“This is major progress, not just for the Sikh American community but for our nation’s military,” said Congressman Joe Crowley of New York. “Sikh Americans love this country and want a fair chance to serve in our country on equal footing. I’m so proud to have worked for this alongside the Sikh Coalition.”

Since 2009, the Sikh Coalition and pro bono counsel, Amandeep Sidhu, with his team from the law firm of McDermott Will & Emery, have led relentless advocacy efforts to end religious discrimination by the nation’s largest employer. This work has resulted in endorsements from over 100 bipartisan members of Congress, 27 retired military officials, and numerous civil rights organizations. In 2014, the Sik Coalition also added Becket Law to their legal team and partnered with them in two successful lawsuits against the Department of Defense on behalf of four Army clients in 2016. In the lead up to the Army’s issuance of new rules, the Sikh Coalition obtained religious accommodations for several additional clients, increasing the total number of observant Sikh soldiers and officers to at least nine individuals.
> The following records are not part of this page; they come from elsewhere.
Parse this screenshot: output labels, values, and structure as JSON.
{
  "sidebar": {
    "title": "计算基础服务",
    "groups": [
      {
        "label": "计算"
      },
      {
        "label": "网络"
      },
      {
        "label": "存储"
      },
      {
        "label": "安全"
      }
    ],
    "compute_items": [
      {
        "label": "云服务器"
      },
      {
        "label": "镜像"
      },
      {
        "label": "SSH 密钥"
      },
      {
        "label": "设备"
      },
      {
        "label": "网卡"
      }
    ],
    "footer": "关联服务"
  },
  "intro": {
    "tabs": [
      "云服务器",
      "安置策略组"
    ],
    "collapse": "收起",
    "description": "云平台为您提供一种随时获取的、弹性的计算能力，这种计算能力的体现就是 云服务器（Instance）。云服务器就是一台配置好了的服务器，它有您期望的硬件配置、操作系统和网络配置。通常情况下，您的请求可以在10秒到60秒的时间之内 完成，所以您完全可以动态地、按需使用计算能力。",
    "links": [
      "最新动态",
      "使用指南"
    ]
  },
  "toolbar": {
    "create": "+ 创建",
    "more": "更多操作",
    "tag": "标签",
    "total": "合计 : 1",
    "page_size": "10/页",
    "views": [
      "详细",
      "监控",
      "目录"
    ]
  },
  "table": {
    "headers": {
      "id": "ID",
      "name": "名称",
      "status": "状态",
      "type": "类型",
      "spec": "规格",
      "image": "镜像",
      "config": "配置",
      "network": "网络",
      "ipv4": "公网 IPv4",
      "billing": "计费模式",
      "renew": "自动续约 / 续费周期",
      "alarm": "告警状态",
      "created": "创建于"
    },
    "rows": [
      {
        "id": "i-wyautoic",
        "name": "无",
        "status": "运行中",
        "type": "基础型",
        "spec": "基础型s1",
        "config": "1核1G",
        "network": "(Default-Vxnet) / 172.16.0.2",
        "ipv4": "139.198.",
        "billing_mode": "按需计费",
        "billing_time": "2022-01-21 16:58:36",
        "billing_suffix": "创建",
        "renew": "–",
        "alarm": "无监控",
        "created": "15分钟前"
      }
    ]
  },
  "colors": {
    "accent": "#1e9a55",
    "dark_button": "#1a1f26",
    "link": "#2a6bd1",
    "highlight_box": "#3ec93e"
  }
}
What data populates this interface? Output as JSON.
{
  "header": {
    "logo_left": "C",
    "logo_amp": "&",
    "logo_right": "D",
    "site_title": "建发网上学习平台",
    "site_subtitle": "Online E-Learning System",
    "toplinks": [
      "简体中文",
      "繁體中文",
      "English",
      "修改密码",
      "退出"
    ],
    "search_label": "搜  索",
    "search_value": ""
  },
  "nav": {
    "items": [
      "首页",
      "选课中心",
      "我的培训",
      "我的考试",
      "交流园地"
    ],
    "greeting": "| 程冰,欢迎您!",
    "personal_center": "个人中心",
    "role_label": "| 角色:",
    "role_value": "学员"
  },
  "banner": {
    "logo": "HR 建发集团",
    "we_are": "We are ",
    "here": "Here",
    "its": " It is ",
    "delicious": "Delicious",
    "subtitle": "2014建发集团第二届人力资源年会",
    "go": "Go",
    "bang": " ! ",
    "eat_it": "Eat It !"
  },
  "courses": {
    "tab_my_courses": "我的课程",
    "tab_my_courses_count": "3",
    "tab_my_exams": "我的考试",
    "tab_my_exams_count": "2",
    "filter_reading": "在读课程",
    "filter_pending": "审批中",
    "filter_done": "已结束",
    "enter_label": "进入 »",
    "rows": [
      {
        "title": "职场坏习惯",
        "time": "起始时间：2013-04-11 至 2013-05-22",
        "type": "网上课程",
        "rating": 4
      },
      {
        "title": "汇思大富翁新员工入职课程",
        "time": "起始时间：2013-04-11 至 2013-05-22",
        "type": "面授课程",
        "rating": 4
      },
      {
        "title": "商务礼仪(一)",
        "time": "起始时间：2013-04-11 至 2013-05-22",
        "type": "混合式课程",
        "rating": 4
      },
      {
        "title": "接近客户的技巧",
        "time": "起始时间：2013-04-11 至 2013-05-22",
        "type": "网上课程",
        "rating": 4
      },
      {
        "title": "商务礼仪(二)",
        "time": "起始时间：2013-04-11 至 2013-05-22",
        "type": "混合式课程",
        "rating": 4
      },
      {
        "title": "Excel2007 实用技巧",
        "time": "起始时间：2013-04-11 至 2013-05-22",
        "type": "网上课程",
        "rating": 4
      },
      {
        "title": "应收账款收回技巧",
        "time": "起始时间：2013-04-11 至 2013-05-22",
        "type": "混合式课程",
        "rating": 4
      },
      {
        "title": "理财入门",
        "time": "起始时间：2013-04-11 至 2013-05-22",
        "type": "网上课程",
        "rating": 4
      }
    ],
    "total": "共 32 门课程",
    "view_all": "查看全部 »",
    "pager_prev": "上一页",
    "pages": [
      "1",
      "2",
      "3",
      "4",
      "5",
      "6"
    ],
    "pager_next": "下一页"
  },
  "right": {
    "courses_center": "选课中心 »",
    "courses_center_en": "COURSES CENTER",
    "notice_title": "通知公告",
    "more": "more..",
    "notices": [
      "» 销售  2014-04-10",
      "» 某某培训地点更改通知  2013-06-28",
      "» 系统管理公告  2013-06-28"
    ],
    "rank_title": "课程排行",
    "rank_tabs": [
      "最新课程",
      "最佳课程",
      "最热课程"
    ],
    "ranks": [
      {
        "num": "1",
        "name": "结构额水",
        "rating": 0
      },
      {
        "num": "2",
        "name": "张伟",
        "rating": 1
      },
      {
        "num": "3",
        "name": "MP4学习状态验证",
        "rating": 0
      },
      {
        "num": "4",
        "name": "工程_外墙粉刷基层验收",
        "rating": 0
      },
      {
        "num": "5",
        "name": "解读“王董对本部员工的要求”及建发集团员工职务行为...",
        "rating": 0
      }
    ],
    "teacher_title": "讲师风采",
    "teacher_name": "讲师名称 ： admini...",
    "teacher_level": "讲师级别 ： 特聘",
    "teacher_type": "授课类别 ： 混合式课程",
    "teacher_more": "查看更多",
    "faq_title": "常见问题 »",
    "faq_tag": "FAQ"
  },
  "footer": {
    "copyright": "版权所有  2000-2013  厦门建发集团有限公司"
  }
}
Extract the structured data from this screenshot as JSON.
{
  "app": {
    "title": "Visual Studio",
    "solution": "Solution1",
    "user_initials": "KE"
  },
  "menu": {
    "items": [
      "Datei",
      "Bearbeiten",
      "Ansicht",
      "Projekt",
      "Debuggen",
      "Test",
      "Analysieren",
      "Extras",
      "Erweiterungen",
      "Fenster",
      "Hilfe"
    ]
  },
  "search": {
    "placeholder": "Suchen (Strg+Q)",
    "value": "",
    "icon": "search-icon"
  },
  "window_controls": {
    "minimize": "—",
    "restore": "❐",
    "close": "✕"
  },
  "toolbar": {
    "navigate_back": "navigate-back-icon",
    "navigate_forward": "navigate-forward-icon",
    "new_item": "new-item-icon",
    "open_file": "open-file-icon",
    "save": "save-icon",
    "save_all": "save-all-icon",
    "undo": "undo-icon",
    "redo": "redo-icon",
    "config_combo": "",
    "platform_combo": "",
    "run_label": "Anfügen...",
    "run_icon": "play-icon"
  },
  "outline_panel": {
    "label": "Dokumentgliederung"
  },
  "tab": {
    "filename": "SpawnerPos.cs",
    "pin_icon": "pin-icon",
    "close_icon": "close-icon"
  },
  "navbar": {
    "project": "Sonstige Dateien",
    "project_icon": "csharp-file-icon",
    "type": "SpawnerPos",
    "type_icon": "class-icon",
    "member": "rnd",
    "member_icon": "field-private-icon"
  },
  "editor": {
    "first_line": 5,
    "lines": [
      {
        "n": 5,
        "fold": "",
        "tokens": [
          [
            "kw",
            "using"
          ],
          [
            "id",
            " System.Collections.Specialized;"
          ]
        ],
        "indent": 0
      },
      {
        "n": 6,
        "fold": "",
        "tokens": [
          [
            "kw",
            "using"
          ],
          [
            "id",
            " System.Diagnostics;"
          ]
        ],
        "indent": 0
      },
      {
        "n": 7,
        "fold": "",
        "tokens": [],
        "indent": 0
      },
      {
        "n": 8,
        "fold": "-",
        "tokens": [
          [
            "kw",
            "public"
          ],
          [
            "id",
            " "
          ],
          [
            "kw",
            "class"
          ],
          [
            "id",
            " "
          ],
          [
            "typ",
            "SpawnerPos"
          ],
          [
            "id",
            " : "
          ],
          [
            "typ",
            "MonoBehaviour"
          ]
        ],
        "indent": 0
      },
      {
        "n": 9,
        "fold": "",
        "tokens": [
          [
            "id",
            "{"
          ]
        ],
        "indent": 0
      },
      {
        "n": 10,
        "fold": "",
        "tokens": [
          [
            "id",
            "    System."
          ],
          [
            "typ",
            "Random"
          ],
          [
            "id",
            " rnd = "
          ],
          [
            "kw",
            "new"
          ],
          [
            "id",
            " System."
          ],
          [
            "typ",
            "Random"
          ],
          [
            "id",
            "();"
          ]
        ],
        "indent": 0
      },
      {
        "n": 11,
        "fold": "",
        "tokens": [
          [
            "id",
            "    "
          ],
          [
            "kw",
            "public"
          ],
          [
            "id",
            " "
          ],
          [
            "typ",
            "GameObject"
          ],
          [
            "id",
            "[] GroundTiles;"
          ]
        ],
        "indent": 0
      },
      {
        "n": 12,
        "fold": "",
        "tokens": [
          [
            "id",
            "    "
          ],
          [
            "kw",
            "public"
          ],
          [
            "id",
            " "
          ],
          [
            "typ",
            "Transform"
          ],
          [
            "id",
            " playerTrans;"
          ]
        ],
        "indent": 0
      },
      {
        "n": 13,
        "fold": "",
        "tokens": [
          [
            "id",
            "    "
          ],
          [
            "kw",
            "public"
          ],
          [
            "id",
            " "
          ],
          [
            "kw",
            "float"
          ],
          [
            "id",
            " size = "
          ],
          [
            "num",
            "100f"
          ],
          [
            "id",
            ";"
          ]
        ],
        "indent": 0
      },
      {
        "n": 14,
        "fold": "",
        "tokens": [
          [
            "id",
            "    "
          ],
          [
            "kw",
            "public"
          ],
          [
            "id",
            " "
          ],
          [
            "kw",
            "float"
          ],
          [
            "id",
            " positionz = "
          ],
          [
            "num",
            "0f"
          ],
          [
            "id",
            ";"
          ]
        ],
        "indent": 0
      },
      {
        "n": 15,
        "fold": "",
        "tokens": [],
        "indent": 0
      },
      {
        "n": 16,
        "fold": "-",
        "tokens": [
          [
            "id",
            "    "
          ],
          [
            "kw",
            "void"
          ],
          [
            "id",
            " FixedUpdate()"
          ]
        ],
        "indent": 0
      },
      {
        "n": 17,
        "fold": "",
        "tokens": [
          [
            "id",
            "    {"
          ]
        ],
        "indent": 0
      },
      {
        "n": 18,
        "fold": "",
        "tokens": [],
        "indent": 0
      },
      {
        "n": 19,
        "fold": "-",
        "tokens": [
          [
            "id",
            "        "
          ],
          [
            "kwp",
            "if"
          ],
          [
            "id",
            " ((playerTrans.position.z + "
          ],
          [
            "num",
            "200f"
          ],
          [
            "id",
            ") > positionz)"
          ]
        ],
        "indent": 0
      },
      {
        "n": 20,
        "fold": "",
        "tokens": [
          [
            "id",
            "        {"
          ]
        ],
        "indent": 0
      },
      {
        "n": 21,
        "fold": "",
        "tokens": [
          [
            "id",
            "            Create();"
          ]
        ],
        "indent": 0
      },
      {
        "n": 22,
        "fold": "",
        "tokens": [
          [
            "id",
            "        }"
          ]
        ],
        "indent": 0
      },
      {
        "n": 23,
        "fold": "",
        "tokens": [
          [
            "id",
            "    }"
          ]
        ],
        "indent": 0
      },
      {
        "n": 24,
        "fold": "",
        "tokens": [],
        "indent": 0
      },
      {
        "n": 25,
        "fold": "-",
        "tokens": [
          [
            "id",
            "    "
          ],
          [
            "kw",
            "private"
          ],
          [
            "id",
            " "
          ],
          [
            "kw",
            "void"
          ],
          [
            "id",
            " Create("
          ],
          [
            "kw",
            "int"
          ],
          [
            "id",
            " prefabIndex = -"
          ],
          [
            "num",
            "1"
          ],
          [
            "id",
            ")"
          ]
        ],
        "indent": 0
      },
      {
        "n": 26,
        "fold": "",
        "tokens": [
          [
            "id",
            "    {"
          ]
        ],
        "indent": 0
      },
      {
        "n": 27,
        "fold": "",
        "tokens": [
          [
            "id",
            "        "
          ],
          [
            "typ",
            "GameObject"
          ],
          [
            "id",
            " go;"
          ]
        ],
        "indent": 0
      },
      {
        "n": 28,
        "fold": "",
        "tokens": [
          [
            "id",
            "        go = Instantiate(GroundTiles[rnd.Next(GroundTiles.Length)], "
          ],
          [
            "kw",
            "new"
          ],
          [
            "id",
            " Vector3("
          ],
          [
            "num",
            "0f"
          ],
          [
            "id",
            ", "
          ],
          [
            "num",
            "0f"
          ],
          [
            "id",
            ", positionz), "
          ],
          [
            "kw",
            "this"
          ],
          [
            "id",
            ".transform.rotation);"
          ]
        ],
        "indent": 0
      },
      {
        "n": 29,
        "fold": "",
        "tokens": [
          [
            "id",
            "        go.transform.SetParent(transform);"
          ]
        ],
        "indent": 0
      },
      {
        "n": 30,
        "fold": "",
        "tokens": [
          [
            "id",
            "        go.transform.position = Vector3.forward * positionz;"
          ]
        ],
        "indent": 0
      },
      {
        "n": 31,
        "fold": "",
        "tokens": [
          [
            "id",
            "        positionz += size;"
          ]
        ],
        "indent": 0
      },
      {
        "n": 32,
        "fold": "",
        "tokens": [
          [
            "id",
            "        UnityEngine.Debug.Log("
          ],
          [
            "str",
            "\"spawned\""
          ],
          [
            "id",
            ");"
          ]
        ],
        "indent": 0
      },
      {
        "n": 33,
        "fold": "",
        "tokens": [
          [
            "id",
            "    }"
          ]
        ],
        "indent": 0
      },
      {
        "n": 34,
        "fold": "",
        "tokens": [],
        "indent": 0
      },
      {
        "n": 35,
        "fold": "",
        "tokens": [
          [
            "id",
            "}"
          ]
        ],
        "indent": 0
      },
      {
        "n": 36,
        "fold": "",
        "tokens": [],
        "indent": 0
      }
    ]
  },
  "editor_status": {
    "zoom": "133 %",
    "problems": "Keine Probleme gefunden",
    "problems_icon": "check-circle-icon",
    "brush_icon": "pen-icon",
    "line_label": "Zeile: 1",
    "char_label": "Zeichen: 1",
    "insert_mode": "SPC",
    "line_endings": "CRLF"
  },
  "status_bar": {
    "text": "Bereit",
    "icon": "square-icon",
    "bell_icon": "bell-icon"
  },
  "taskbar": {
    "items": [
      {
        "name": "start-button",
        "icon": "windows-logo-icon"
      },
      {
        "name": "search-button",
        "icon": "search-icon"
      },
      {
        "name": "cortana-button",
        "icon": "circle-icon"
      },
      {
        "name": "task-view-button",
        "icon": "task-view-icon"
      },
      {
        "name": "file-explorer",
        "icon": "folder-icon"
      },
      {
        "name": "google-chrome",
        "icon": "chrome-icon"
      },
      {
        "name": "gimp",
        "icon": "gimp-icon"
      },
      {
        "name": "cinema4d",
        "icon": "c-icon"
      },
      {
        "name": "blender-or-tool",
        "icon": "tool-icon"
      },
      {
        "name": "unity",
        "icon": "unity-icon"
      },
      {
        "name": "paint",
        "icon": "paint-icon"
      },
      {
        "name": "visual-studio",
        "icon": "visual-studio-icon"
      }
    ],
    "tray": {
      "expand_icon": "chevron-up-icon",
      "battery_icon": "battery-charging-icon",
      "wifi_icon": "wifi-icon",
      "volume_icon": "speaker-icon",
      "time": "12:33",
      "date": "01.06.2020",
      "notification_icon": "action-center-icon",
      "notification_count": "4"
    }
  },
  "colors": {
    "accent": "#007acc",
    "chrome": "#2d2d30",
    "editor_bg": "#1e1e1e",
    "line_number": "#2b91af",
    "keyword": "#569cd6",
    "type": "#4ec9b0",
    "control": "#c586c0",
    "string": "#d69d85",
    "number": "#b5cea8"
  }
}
“My turban and beard represent my commitment to pluralism and equality,” said Major Kamaljeet Singh Kalsi. “This new policy change underscores the military’s commitment to these values and is a sign of meaningful progress that will ensure the strength of our democracy.” Kalsi, whose leadership has also been instrumental in these efforts, was the first Sikh American in more than a generation to be allowed to serve in the U.S. military without violating his articles of faith when he was granted an accommodation in 2009.



Khalsa Credit Union donates $105,000 to the community


IN keeping with its mission and commitment to care about the good and welfare of the community and support education, culture and religious activities, Khalsa Credit Union (KCU) returns 10% of its net income to various causes each year. For 2016, the total contribution is $200,000.

The cold weather being experienced in the Lower Mainland has resulted in the Corporate Social Responsibility (CSR) Committee of KCU deciding to provide funding for the homeless and less fortunate as follows:

* $14,500 to three shelters, Abbotsford Community Services and Surrey Memorial Hospital in the Lower Mainland for grocery hampers, blankets, bedding, pants, shirts, Jackets, and socks.

* $90,000 to Sikh schools in support of Sikh education in line with KCU’s mission statement.

“During 2016 KCU celebrated its 30th anniversary with a variety of initiatives including scholarships, bursaries, sponsorships, and Community Service Awards,” said Board Chair Harinder Singh Sohi. “At a time when individual giving is down we are pleased to step up our donations on a corporate level and give back to the many communities we serve”.

Chief Executive Officer Dalbir Singh Mehta added, “The management and employees of KCU regularly volunteer their time to help others and we are very grateful to work for an organization that embodies the spirit of people helping people”.

KCU is a full-service credit union with assets exceeding $412 million, nearly 15,000 members and five branches located in Vancouver, Victoria, Surrey (two) and Abbotsford with a sixth branch scheduled to open at 128th Street and 80th Avenue in Surrey in early 2017.

KCU is also very active in providing commercial mortgages and has a centralized department that specializes in taking excellent care of the business borrowing needs of members. KCU thanked its members and its communities for their continued support and wished everyone a Happy New Year.